Redheads going extinct?
Filed under: Media
Though you probably wouldn't know it by looking at me, there's a few redheads in my family tree. So it was possible that my child couldn've been born with red hair (and, to be honest, that's kind of what I was hoping for).
But my daughter wasn't born a redhead, and, odds are, her children won't be either. In fact, according to scientists, neither will anybody's children. The most recent issue of National Geographic magazine reveals that, because of global intermingling, redheaded people are less likely to meet, partner off, and produce little redheaded children.
When you think about it, I suppose this isn't very surprising. Less than 2% of the world's population have natural red hair, and, because the gene that produces red hair is recessive (if you remember your high school biology), both partners need to have ginger-haired ancestors just to make having a redheaded child possible (but even then, it's still unlikely).
So, how long do the redheads have before this genetic mutation is officially extinct?

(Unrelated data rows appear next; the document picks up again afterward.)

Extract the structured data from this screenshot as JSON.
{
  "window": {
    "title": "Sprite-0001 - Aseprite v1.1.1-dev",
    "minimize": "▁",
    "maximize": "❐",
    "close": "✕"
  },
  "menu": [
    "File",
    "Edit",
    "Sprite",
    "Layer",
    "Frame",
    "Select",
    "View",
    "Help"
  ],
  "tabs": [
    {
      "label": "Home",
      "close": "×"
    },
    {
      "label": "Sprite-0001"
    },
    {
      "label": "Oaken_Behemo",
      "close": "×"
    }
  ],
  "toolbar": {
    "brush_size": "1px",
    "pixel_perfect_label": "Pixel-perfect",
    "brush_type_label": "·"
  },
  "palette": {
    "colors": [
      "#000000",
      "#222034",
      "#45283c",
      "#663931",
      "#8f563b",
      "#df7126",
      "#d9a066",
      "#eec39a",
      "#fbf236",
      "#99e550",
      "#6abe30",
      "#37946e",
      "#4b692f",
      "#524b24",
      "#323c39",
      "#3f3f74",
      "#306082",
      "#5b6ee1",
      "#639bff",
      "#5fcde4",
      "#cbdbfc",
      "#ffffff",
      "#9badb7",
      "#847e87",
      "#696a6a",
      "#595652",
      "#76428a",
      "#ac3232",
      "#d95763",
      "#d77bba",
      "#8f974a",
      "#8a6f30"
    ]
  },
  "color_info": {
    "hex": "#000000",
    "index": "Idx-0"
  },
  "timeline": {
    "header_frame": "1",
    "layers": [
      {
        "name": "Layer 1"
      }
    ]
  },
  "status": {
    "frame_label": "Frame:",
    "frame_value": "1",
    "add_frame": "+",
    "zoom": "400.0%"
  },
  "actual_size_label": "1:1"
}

The earliest estimates say that they could be completely gone as early as 2060. Meaning, that it's possible that my great-grand-kids will be born into a world without redheads.